“The ability to rapidly diagnose concussion using biomarkers in addition to existing tools solves a major unmet need in the sporting world as well as in military and healthcare settings, particularly in injuries without significant visible symptoms,” said Professpr Belli.
“In this study, saliva samples were collected at pitch side and we were able to identify a clear signature within minutes from the event of concussion.

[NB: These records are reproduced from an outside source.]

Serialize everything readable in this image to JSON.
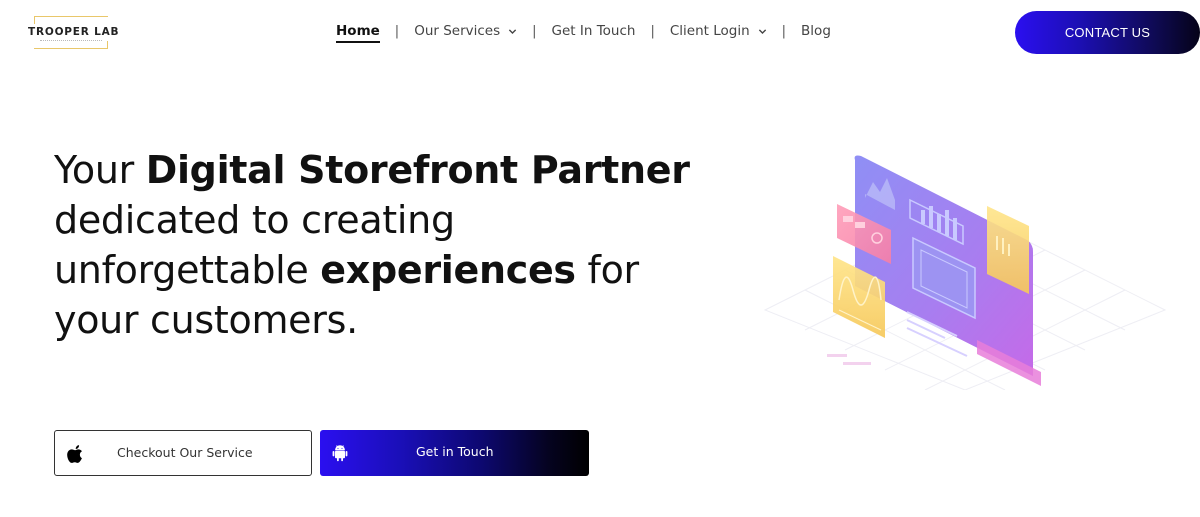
{
  "brand": {
    "logo_text": "TROOPER LAB"
  },
  "nav": {
    "items": [
      {
        "label": "Home",
        "active": true
      },
      {
        "label": "Our Services",
        "dropdown": true
      },
      {
        "label": "Get In Touch"
      },
      {
        "label": "Client Login",
        "dropdown": true
      },
      {
        "label": "Blog"
      }
    ],
    "separator": "|"
  },
  "header": {
    "contact_label": "CONTACT US"
  },
  "hero": {
    "line1_normal": "Your ",
    "line1_bold": "Digital Storefront Partner",
    "line2": "dedicated to creating",
    "line3_normal_a": "unforgettable ",
    "line3_bold": "experiences",
    "line3_normal_b": " for",
    "line4": "your customers."
  },
  "actions": {
    "secondary_label": "Checkout Our Service",
    "secondary_icon": "apple-icon",
    "primary_label": "Get in Touch",
    "primary_icon": "android-icon"
  },
  "colors": {
    "accent": "#2b0ff0",
    "accent_dark": "#000000",
    "logo_gold": "#e9c76a"
  }
}
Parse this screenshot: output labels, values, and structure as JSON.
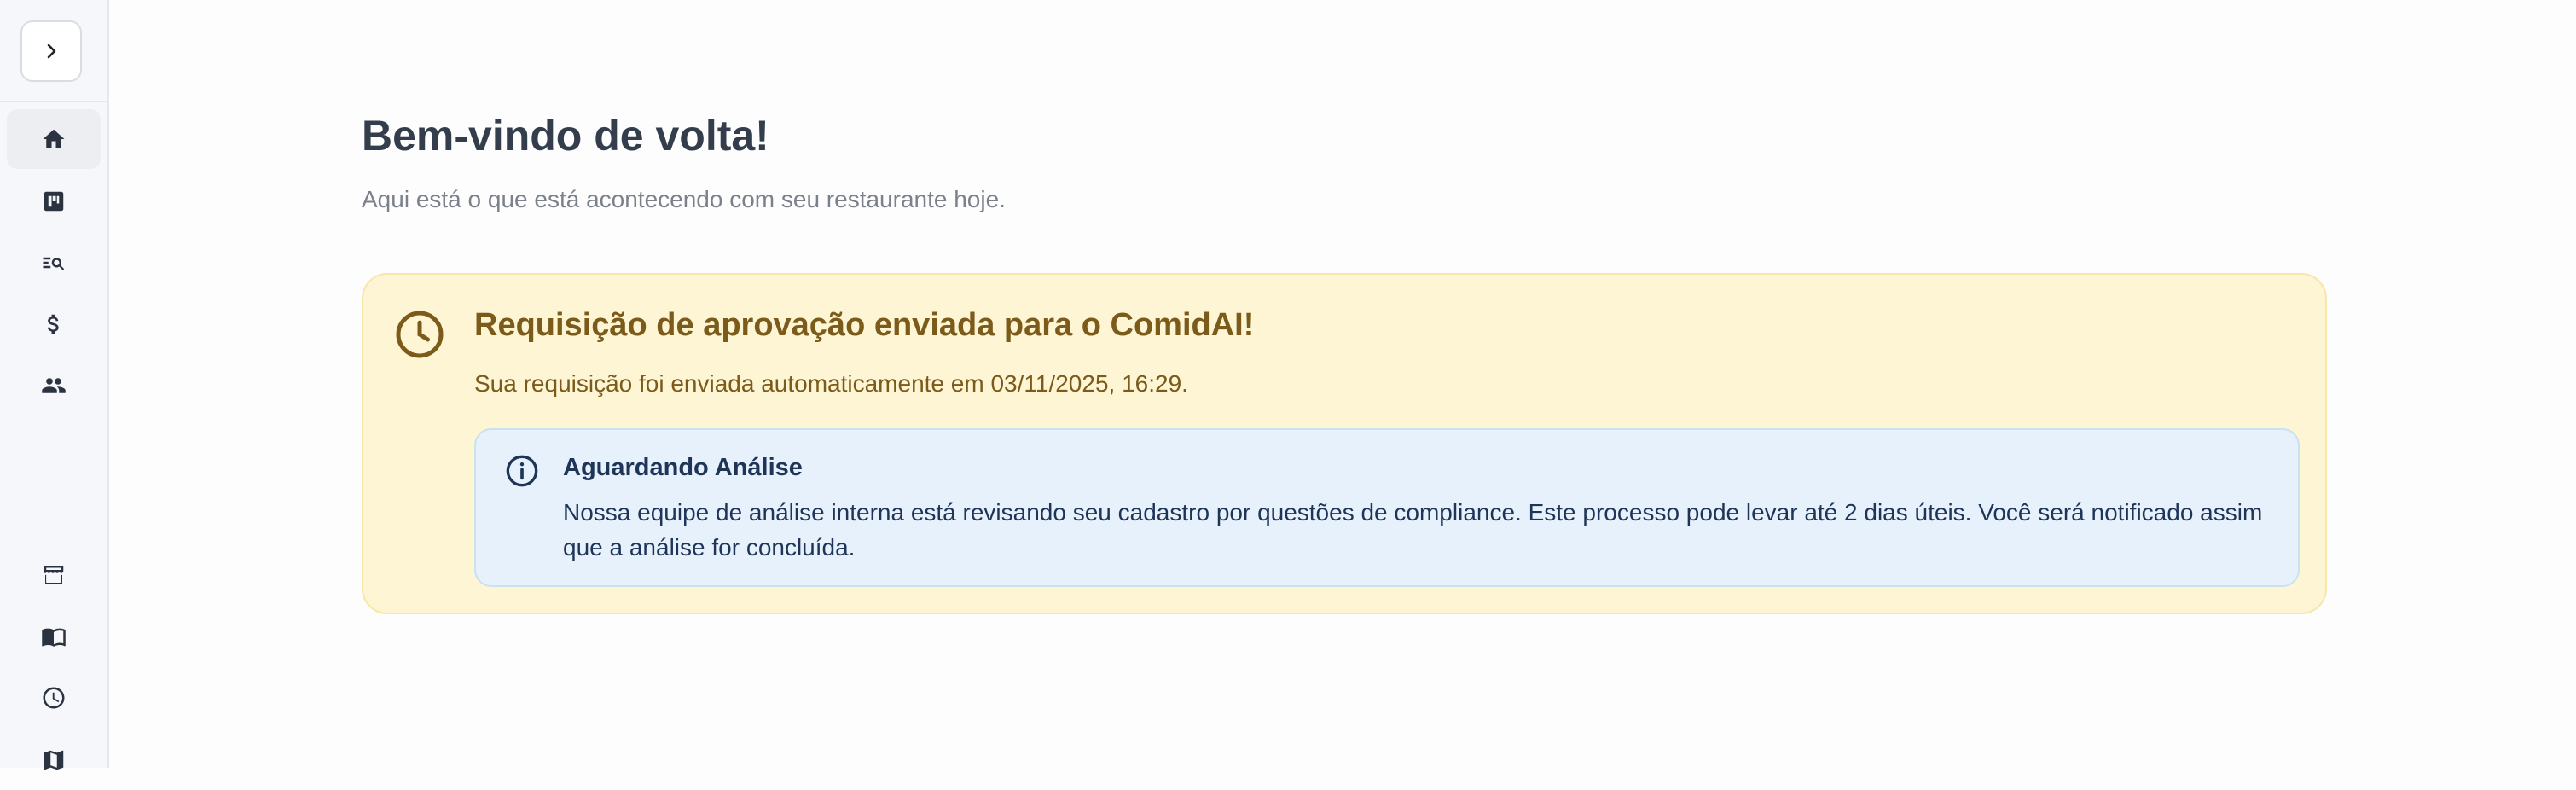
{
  "sidebar": {
    "toggle": {
      "icon": "chevron-right-icon"
    },
    "top_items": [
      {
        "name": "home",
        "icon": "home-icon",
        "active": true
      },
      {
        "name": "dashboard",
        "icon": "board-icon",
        "active": false
      },
      {
        "name": "search-list",
        "icon": "list-search-icon",
        "active": false
      },
      {
        "name": "finance",
        "icon": "dollar-icon",
        "active": false
      },
      {
        "name": "people",
        "icon": "people-icon",
        "active": false
      }
    ],
    "bottom_items": [
      {
        "name": "store",
        "icon": "store-icon"
      },
      {
        "name": "menu",
        "icon": "book-icon"
      },
      {
        "name": "history",
        "icon": "clock-icon"
      },
      {
        "name": "map",
        "icon": "map-icon"
      }
    ]
  },
  "main": {
    "title": "Bem-vindo de volta!",
    "subtitle": "Aqui está o que está acontecendo com seu restaurante hoje."
  },
  "approval": {
    "title": "Requisição de aprovação enviada para o ComidAI!",
    "message": "Sua requisição foi enviada automaticamente em 03/11/2025, 16:29.",
    "icon": "clock-icon",
    "info": {
      "icon": "info-icon",
      "title": "Aguardando Análise",
      "text": "Nossa equipe de análise interna está revisando seu cadastro por questões de compliance. Este processo pode levar até 2 dias úteis. Você será notificado assim que a análise for concluída."
    }
  },
  "colors": {
    "card_bg": "#fdf5d3",
    "card_text": "#7b5a1a",
    "info_bg": "#e7f1fc",
    "info_text": "#1e3558",
    "title": "#333d4c"
  }
}
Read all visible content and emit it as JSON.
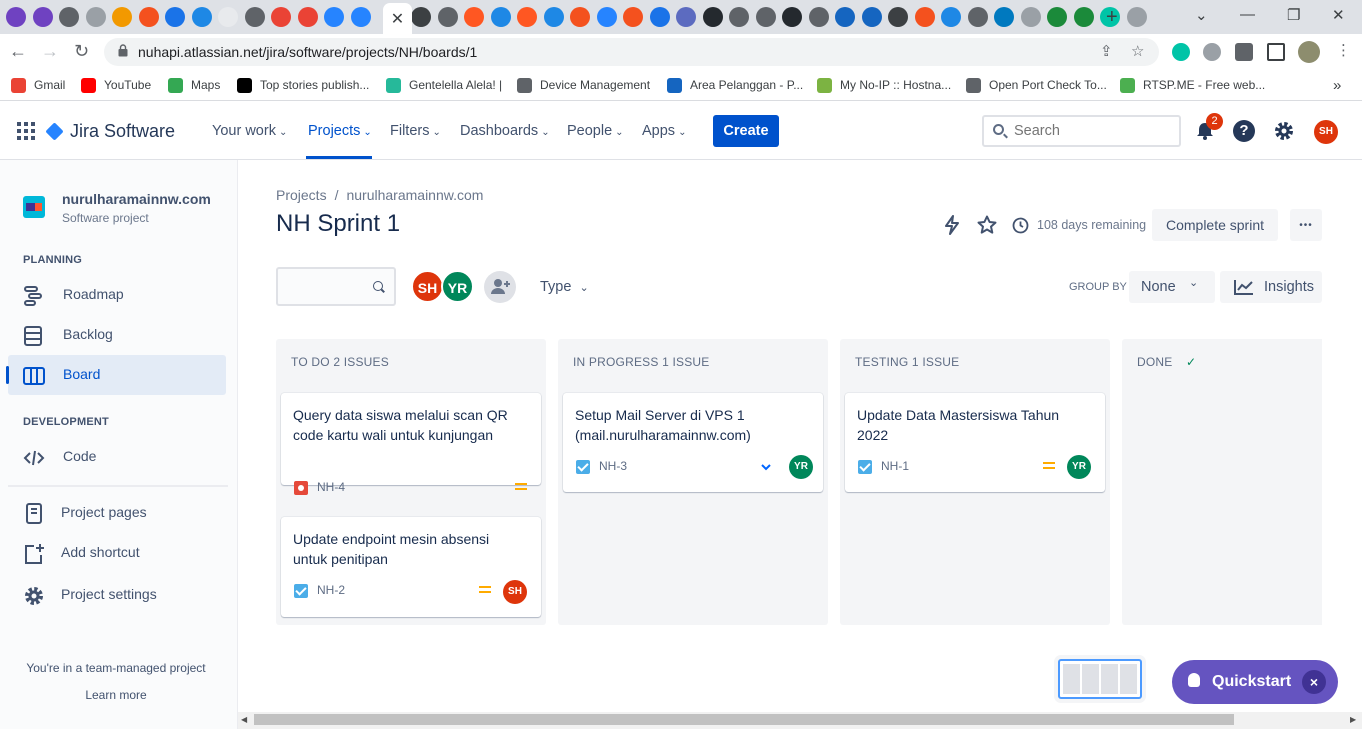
{
  "browser": {
    "tab_icon_colors": [
      "#6f42c1",
      "#6f42c1",
      "#5f6368",
      "#9aa0a6",
      "#f29900",
      "#f4511e",
      "#1a73e8",
      "#1e88e5",
      "#e8eaed",
      "#5f6368",
      "#ea4335",
      "#ea4335",
      "#2684ff",
      "#2684ff",
      "#3c4043",
      "#5f6368",
      "#ff5722",
      "#1e88e5",
      "#ff5722",
      "#1e88e5",
      "#f4511e",
      "#2684ff",
      "#f4511e",
      "#1a73e8",
      "#5c6bc0",
      "#24292e",
      "#5f6368",
      "#5f6368",
      "#24292e",
      "#5f6368",
      "#1565c0",
      "#1565c0",
      "#3c4043",
      "#f4511e",
      "#1e88e5",
      "#5f6368",
      "#0079bf",
      "#9aa0a6",
      "#1b8a3a",
      "#1b8a3a",
      "#00c4a7",
      "#9aa0a6"
    ],
    "active_tab_icon": "close-icon",
    "url": "nuhapi.atlassian.net/jira/software/projects/NH/boards/1",
    "bookmarks": [
      {
        "label": "Gmail",
        "color": "#ea4335"
      },
      {
        "label": "YouTube",
        "color": "#ff0000"
      },
      {
        "label": "Maps",
        "color": "#34a853"
      },
      {
        "label": "Top stories publish...",
        "color": "#000000"
      },
      {
        "label": "Gentelella Alela! |",
        "color": "#26b99a"
      },
      {
        "label": "Device Management",
        "color": "#5f6368"
      },
      {
        "label": "Area Pelanggan - P...",
        "color": "#1565c0"
      },
      {
        "label": "My No-IP :: Hostna...",
        "color": "#7cb342"
      },
      {
        "label": "Open Port Check To...",
        "color": "#5f6368"
      },
      {
        "label": "RTSP.ME - Free web...",
        "color": "#4caf50"
      }
    ],
    "more_bookmarks": "»"
  },
  "header": {
    "product": "Jira Software",
    "nav": [
      {
        "label": "Your work",
        "active": false
      },
      {
        "label": "Projects",
        "active": true
      },
      {
        "label": "Filters",
        "active": false
      },
      {
        "label": "Dashboards",
        "active": false
      },
      {
        "label": "People",
        "active": false
      },
      {
        "label": "Apps",
        "active": false
      }
    ],
    "create_label": "Create",
    "search_placeholder": "Search",
    "notification_count": "2",
    "help_label": "?",
    "user_initials": "SH"
  },
  "sidebar": {
    "project_name": "nurulharamainnw.com",
    "project_type": "Software project",
    "planning_label": "PLANNING",
    "planning_items": [
      "Roadmap",
      "Backlog",
      "Board"
    ],
    "development_label": "DEVELOPMENT",
    "development_items": [
      "Code"
    ],
    "other_items": [
      "Project pages",
      "Add shortcut",
      "Project settings"
    ],
    "footer_text": "You're in a team-managed project",
    "learn_more": "Learn more"
  },
  "main": {
    "breadcrumb": [
      "Projects",
      "nurulharamainnw.com"
    ],
    "breadcrumb_sep": "/",
    "title": "NH Sprint 1",
    "days_remaining": "108 days remaining",
    "complete_sprint": "Complete sprint",
    "more": "•••",
    "filter_avatars": [
      "SH",
      "YR"
    ],
    "type_filter": "Type",
    "group_by_label": "GROUP BY",
    "group_by_value": "None",
    "insights": "Insights"
  },
  "columns": [
    {
      "title": "TO DO 2 ISSUES",
      "cards": [
        {
          "summary": "Query data siswa melalui scan QR code kartu wali untuk kunjungan",
          "key": "NH-4",
          "type": "bug",
          "priority": "medium",
          "assignee": ""
        },
        {
          "summary": "Update endpoint mesin absensi untuk penitipan",
          "key": "NH-2",
          "type": "task",
          "priority": "medium",
          "assignee": "SH"
        }
      ]
    },
    {
      "title": "IN PROGRESS 1 ISSUE",
      "cards": [
        {
          "summary": "Setup Mail Server di VPS 1 (mail.nurulharamainnw.com)",
          "key": "NH-3",
          "type": "task",
          "priority": "low",
          "assignee": "YR"
        }
      ]
    },
    {
      "title": "TESTING 1 ISSUE",
      "cards": [
        {
          "summary": "Update Data Mastersiswa Tahun 2022",
          "key": "NH-1",
          "type": "task",
          "priority": "medium",
          "assignee": "YR"
        }
      ]
    },
    {
      "title": "DONE",
      "cards": []
    }
  ],
  "done_check": "✓",
  "quickstart": {
    "label": "Quickstart",
    "close": "×"
  },
  "colors": {
    "primary": "#0052cc",
    "sh_avatar": "#de350b",
    "yr_avatar": "#00875a",
    "quickstart": "#6554c0"
  }
}
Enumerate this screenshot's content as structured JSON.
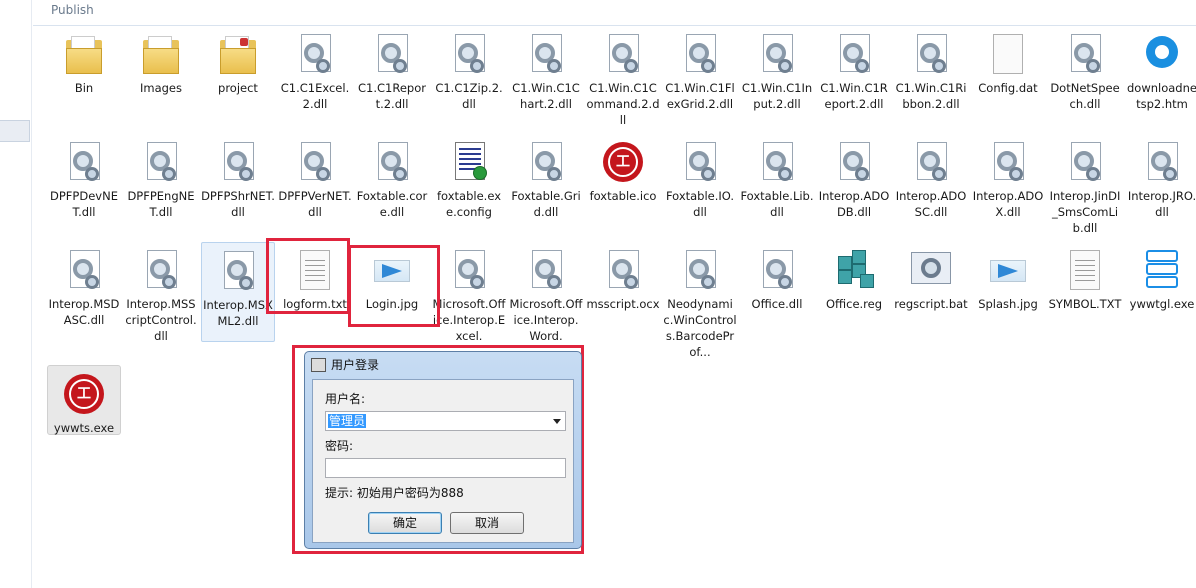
{
  "breadcrumb": "Publish",
  "files": [
    {
      "label": "Bin",
      "icon": "folder-icon"
    },
    {
      "label": "Images",
      "icon": "folder-icon"
    },
    {
      "label": "project",
      "icon": "folder-lock-icon"
    },
    {
      "label": "C1.C1Excel.2.dll",
      "icon": "dll-icon"
    },
    {
      "label": "C1.C1Report.2.dll",
      "icon": "dll-icon"
    },
    {
      "label": "C1.C1Zip.2.dll",
      "icon": "dll-icon"
    },
    {
      "label": "C1.Win.C1Chart.2.dll",
      "icon": "dll-icon"
    },
    {
      "label": "C1.Win.C1Command.2.dll",
      "icon": "dll-icon"
    },
    {
      "label": "C1.Win.C1FlexGrid.2.dll",
      "icon": "dll-icon"
    },
    {
      "label": "C1.Win.C1Input.2.dll",
      "icon": "dll-icon"
    },
    {
      "label": "C1.Win.C1Report.2.dll",
      "icon": "dll-icon"
    },
    {
      "label": "C1.Win.C1Ribbon.2.dll",
      "icon": "dll-icon"
    },
    {
      "label": "Config.dat",
      "icon": "blank-file-icon"
    },
    {
      "label": "DotNetSpeech.dll",
      "icon": "dll-icon"
    },
    {
      "label": "downloadnetsp2.htm",
      "icon": "browser-icon"
    },
    {
      "label": "DPFPDevNET.dll",
      "icon": "dll-icon"
    },
    {
      "label": "DPFPEngNET.dll",
      "icon": "dll-icon"
    },
    {
      "label": "DPFPShrNET.dll",
      "icon": "dll-icon"
    },
    {
      "label": "DPFPVerNET.dll",
      "icon": "dll-icon"
    },
    {
      "label": "Foxtable.core.dll",
      "icon": "dll-icon"
    },
    {
      "label": "foxtable.exe.config",
      "icon": "config-file-icon"
    },
    {
      "label": "Foxtable.Grid.dll",
      "icon": "dll-icon"
    },
    {
      "label": "foxtable.ico",
      "icon": "red-logo-icon"
    },
    {
      "label": "Foxtable.IO.dll",
      "icon": "dll-icon"
    },
    {
      "label": "Foxtable.Lib.dll",
      "icon": "dll-icon"
    },
    {
      "label": "Interop.ADODB.dll",
      "icon": "dll-icon"
    },
    {
      "label": "Interop.ADOSC.dll",
      "icon": "dll-icon"
    },
    {
      "label": "Interop.ADOX.dll",
      "icon": "dll-icon"
    },
    {
      "label": "Interop.JinDI_SmsComLib.dll",
      "icon": "dll-icon"
    },
    {
      "label": "Interop.JRO.dll",
      "icon": "dll-icon"
    },
    {
      "label": "Interop.MSDASC.dll",
      "icon": "dll-icon"
    },
    {
      "label": "Interop.MSScriptControl.dll",
      "icon": "dll-icon"
    },
    {
      "label": "Interop.MSXML2.dll",
      "icon": "dll-icon"
    },
    {
      "label": "logform.txt",
      "icon": "text-file-icon"
    },
    {
      "label": "Login.jpg",
      "icon": "image-file-icon"
    },
    {
      "label": "Microsoft.Office.Interop.Excel.",
      "icon": "dll-icon"
    },
    {
      "label": "Microsoft.Office.Interop.Word.",
      "icon": "dll-icon"
    },
    {
      "label": "msscript.ocx",
      "icon": "dll-icon"
    },
    {
      "label": "Neodynamic.WinControls.BarcodeProf...",
      "icon": "dll-icon"
    },
    {
      "label": "Office.dll",
      "icon": "dll-icon"
    },
    {
      "label": "Office.reg",
      "icon": "registry-file-icon"
    },
    {
      "label": "regscript.bat",
      "icon": "batch-file-icon"
    },
    {
      "label": "Splash.jpg",
      "icon": "image-file-icon"
    },
    {
      "label": "SYMBOL.TXT",
      "icon": "text-file-icon"
    },
    {
      "label": "ywwtgl.exe",
      "icon": "app-icon"
    },
    {
      "label": "ywwts.exe",
      "icon": "red-logo-icon"
    }
  ],
  "dialog": {
    "title": "用户登录",
    "username_label": "用户名:",
    "username_value": "管理员",
    "password_label": "密码:",
    "password_value": "",
    "hint": "提示: 初始用户密码为888",
    "ok_label": "确定",
    "cancel_label": "取消"
  },
  "colors": {
    "highlight_box": "#e0243d",
    "selection": "#3399ff"
  }
}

Therefore in the near the future, pitch-side analysis may be possible using portable equipment when the technology will become available,” said Dr Di Pietro.
The prospective introduction of a quick swab test to detect concussion would be invaluable for the NRL as concussion has once again become a large talking point.
While former player James Graham has declared he would have given his life to play the game, the protection of players is still paramount.
In recent years former players who have died and donated their brain to science have been found to have been suffering from CTE, while a number of high profile former players have declared they would be donating their brain to the brain bank for future study.
The NRL has also looked to tighten its HIA protocol, requiring teams to gain independent approval from a neurologist if a player suffers a concussion should they wish to play within 11 days of suffering the injury.
There is also concern around the playing futures of Roosters players Boyd Cordner and Jake Friend.
Cordner is expected to be out until the middle of the year after being concussed during the State of Origin series last year, while Jake Friend suffered a concussion in round one and a return date hasn’t been set as the club sends him for independent assessment.
Across round three of the 2021 NRL season, seven players suffered concussions on Saturday and Sunday alone, nearly double the average concussion rate per round of 3.6 across the 2019 and 2020 seasons.
The high rates of not only concussions and Head Injury Assessments have seen calls for a concussion substitute to be introduced to offset the impact those injuries have on games and to promote player safety.